__Requirement__:
Using the string "kind" as the key, pull each matching line out of the records below.

__Supplied data__:
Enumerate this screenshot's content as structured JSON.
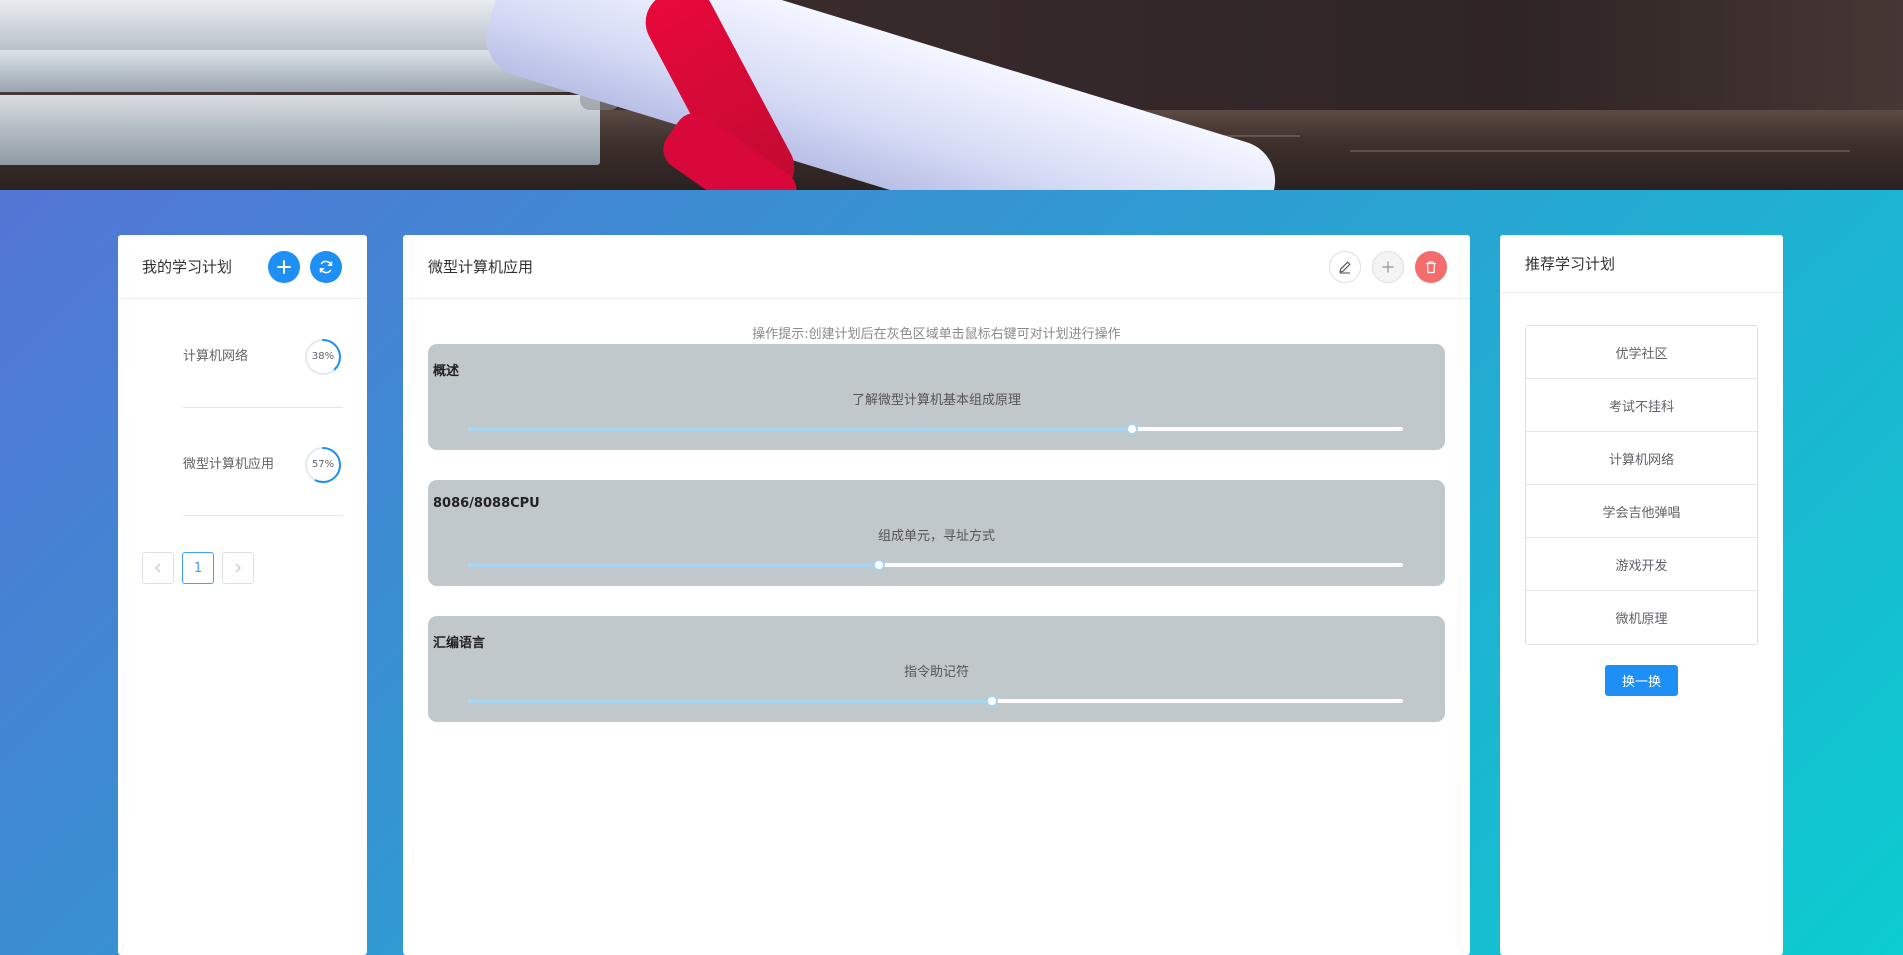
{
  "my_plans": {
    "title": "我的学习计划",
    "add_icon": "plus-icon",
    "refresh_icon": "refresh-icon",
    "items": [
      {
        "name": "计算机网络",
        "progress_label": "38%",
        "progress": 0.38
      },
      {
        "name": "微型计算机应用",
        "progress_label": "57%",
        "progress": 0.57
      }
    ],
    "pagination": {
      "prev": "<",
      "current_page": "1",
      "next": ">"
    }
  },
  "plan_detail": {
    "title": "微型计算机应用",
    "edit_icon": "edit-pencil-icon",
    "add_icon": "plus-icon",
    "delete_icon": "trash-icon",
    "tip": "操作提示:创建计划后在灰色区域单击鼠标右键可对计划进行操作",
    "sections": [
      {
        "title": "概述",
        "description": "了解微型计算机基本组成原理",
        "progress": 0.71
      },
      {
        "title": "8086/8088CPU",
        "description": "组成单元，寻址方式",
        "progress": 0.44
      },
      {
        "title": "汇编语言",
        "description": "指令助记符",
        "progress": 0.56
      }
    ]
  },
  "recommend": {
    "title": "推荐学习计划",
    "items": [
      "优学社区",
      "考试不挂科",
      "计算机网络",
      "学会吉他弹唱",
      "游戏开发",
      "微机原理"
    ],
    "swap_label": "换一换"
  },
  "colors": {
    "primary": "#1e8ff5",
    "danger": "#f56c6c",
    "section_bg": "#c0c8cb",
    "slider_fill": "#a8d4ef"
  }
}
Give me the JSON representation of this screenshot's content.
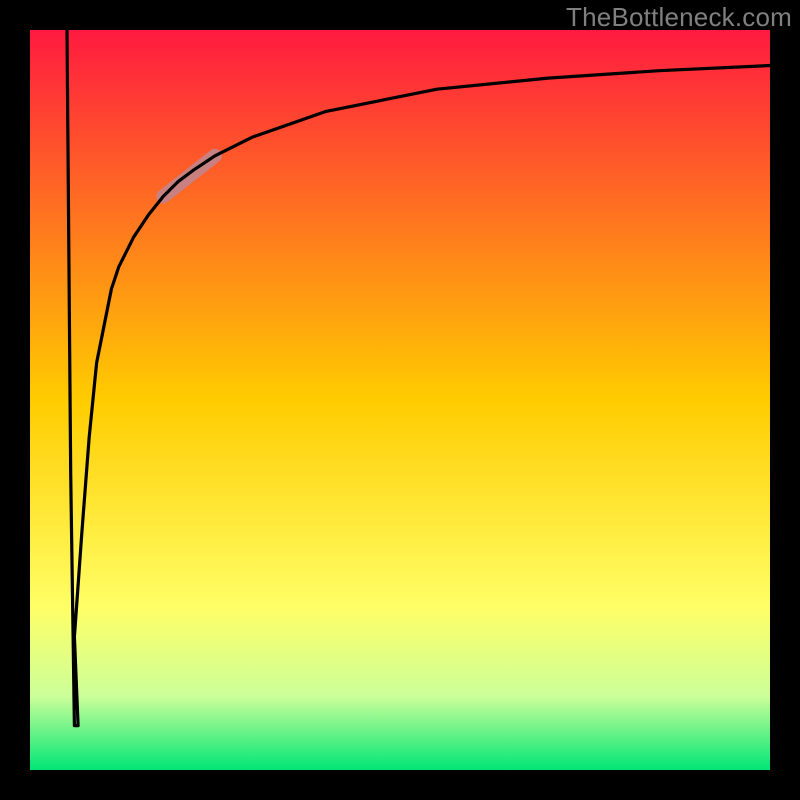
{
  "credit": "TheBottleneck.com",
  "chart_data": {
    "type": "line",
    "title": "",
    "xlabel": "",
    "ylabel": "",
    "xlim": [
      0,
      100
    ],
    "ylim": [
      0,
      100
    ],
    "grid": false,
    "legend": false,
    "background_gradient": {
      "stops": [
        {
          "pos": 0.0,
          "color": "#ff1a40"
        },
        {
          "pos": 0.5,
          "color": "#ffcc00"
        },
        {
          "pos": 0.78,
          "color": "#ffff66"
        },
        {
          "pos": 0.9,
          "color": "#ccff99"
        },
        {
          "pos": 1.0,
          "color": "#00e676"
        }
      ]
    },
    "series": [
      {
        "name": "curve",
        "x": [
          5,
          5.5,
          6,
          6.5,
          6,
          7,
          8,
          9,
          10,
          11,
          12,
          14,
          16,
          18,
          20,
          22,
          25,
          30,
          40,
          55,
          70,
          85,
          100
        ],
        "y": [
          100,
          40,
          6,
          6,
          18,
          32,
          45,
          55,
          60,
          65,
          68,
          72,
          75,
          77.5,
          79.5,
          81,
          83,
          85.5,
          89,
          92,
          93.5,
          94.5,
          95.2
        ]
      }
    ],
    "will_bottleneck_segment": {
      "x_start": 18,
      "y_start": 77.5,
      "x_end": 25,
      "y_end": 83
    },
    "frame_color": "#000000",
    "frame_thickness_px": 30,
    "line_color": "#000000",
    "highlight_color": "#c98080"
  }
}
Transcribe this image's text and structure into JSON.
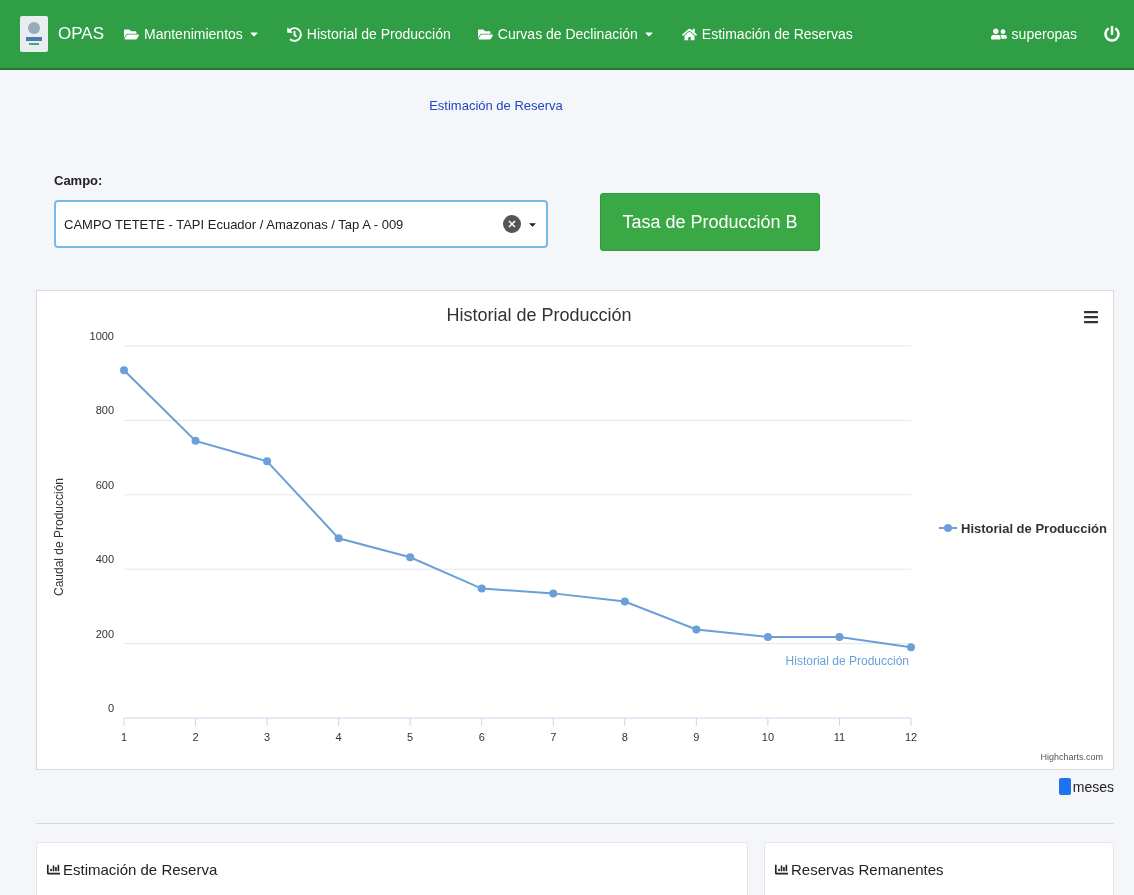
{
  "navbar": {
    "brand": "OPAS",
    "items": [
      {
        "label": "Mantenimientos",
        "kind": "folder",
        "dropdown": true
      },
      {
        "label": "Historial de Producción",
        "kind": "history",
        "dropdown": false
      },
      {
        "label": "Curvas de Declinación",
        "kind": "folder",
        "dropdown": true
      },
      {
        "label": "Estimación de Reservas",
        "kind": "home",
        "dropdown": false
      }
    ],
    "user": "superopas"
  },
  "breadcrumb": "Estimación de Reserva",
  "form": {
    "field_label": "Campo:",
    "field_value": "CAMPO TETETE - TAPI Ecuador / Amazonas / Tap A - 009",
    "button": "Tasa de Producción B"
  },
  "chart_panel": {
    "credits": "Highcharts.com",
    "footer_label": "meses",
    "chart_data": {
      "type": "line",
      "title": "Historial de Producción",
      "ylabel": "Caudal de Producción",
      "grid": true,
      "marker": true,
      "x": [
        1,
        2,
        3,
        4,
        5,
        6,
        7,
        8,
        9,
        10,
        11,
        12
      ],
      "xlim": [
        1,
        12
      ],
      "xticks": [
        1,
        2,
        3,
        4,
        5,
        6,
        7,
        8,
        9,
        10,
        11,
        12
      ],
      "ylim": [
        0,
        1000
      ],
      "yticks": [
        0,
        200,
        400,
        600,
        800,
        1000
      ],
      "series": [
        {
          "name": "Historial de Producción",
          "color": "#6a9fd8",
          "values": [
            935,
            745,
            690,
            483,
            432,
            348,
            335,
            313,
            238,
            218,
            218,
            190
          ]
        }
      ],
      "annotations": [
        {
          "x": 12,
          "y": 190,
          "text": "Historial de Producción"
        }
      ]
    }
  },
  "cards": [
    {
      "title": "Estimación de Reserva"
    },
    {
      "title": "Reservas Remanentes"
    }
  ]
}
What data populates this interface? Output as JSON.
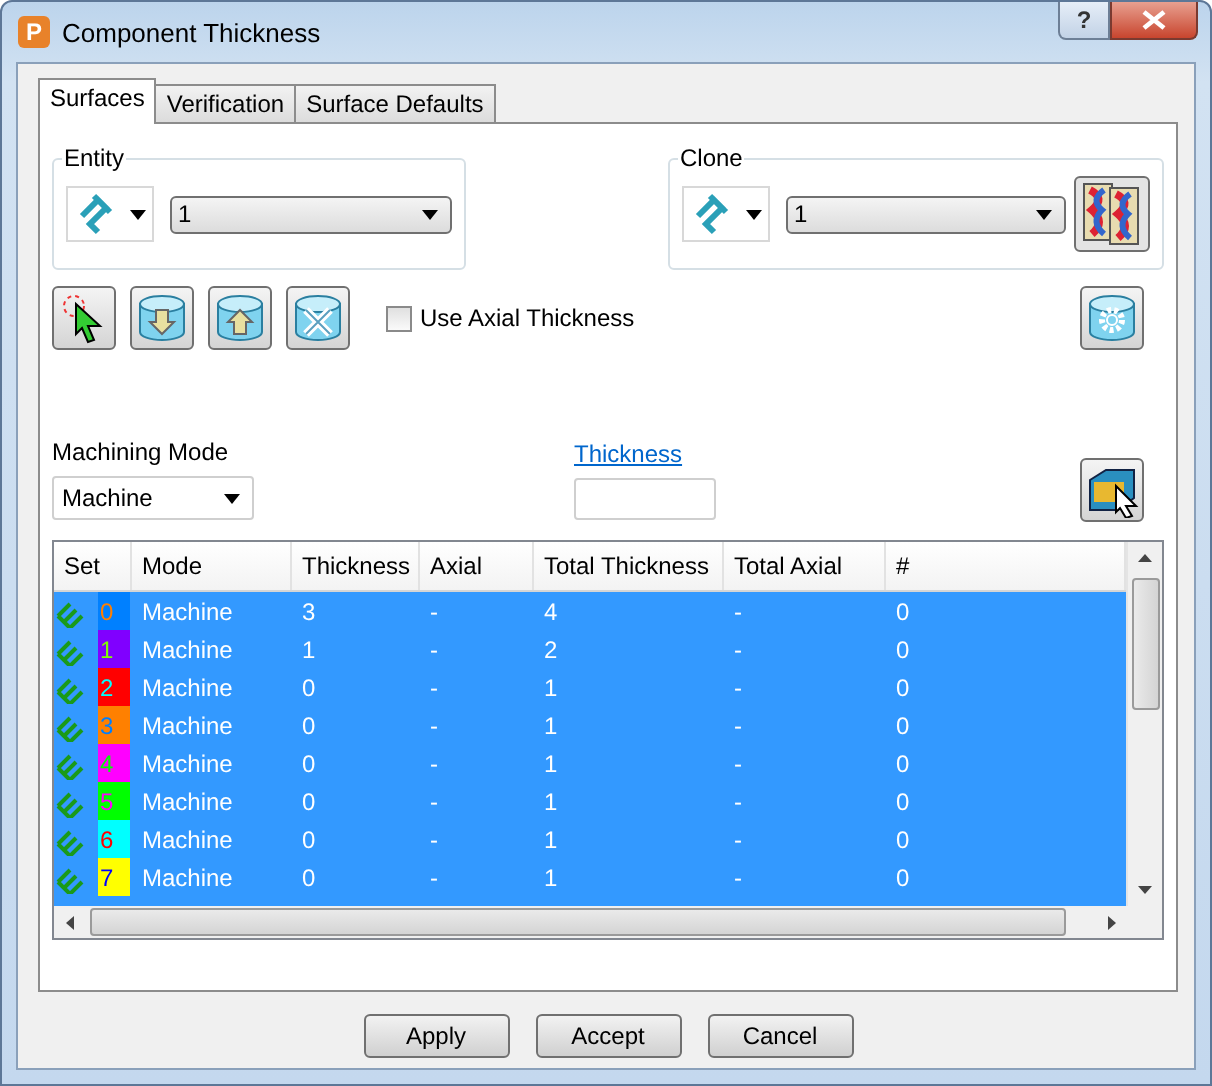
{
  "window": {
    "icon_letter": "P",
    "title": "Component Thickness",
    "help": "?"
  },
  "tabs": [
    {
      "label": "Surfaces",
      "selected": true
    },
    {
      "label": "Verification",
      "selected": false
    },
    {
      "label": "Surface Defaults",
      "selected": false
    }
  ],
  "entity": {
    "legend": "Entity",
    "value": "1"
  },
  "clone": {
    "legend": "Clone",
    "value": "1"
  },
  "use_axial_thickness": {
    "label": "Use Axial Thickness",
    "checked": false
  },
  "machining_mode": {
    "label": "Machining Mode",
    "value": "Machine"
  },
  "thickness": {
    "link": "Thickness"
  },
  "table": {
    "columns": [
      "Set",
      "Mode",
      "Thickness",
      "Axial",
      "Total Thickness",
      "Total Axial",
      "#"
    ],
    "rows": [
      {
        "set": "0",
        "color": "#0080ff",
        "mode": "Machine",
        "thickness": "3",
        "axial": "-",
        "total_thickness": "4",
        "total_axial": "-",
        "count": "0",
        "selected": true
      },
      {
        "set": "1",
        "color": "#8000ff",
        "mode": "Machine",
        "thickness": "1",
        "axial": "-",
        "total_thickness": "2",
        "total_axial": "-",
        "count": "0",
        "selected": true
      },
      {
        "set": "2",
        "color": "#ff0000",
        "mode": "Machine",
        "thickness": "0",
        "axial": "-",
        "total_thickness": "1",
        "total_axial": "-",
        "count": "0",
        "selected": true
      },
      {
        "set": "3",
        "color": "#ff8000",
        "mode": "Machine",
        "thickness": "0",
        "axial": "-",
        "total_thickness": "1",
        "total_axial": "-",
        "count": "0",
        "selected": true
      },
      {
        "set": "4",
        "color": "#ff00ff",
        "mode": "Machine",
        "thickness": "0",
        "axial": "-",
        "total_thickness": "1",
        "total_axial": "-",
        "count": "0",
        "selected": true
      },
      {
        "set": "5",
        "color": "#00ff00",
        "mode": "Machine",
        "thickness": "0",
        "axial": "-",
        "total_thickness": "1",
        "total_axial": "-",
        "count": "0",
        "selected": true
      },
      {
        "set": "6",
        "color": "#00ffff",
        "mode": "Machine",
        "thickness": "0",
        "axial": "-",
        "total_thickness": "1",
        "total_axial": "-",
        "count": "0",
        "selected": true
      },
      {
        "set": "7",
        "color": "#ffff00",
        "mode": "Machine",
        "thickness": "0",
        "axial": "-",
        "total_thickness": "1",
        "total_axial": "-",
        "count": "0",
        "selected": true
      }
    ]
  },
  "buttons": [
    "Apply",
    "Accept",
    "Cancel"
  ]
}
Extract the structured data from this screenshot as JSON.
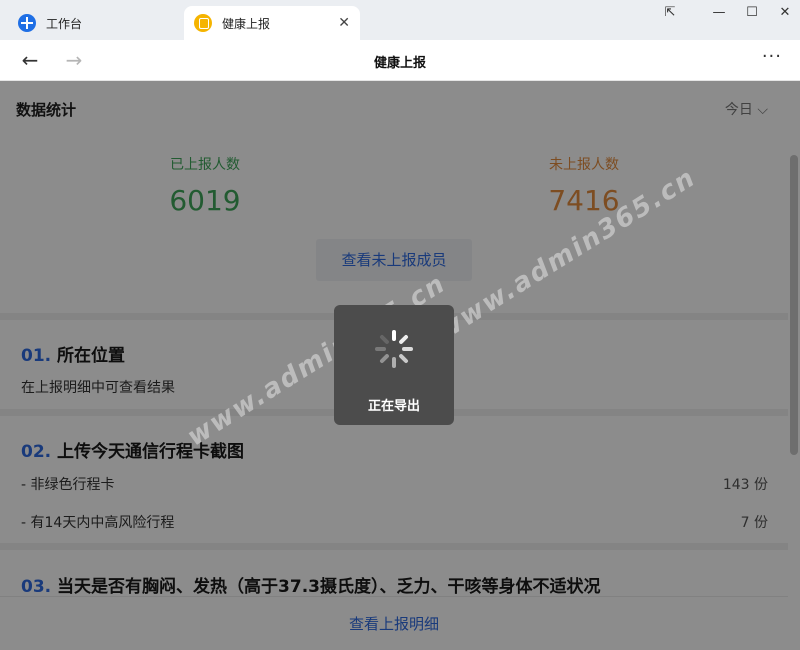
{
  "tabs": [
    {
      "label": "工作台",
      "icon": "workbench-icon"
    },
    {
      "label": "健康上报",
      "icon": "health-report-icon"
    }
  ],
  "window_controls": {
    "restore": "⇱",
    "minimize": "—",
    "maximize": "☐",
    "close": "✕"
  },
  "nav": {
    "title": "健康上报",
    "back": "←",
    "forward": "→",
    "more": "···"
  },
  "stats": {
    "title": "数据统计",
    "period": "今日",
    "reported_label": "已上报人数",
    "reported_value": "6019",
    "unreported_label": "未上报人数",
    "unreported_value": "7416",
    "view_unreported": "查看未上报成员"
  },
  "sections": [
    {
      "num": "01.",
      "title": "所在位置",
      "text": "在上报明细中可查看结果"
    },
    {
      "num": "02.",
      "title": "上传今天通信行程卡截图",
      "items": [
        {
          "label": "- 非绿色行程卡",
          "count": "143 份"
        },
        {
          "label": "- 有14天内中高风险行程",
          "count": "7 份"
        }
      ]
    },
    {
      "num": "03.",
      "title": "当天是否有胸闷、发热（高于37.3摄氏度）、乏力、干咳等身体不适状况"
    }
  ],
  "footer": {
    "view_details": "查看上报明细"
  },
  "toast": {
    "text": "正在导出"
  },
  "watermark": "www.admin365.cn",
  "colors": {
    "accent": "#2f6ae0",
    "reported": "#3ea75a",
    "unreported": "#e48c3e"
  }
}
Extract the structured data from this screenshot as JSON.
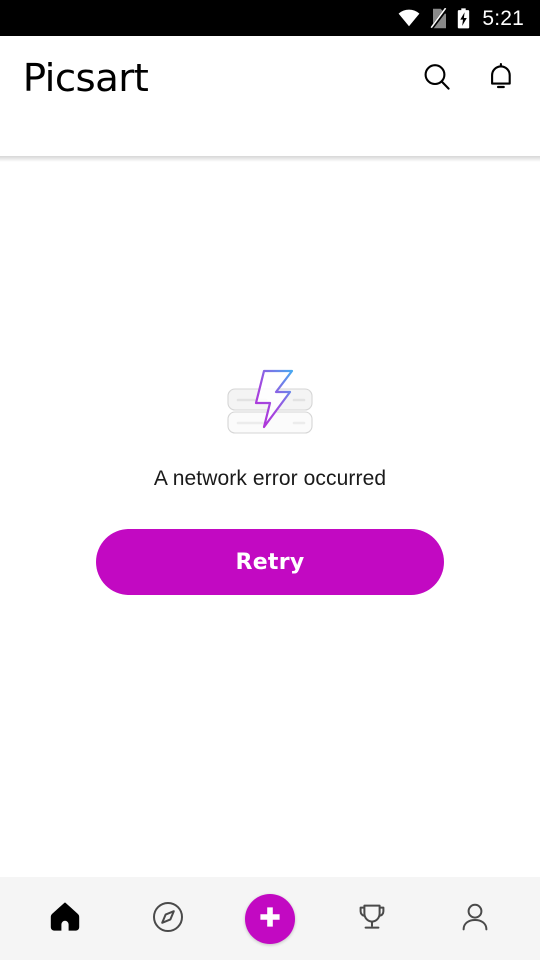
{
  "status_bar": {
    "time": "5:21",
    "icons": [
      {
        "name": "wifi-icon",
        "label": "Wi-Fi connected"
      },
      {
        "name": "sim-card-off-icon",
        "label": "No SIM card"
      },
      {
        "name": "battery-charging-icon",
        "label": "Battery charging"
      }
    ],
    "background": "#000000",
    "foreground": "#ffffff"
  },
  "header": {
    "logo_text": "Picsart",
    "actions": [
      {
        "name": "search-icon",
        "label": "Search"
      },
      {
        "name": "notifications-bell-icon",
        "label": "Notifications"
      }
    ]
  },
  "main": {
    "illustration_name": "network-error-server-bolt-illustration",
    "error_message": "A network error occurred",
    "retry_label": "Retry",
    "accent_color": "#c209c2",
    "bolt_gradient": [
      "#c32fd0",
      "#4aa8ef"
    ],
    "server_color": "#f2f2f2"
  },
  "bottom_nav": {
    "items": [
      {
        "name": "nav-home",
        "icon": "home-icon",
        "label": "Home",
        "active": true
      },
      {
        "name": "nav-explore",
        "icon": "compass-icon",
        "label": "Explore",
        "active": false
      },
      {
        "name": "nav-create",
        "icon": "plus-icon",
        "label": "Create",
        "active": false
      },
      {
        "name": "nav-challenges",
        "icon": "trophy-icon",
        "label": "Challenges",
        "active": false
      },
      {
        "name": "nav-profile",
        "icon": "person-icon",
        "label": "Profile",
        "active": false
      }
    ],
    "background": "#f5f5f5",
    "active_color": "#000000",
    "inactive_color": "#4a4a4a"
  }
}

__Written reply__:
        "kind": "folder",
        "kind": "history",
        "kind": "folder",
        "kind": "home",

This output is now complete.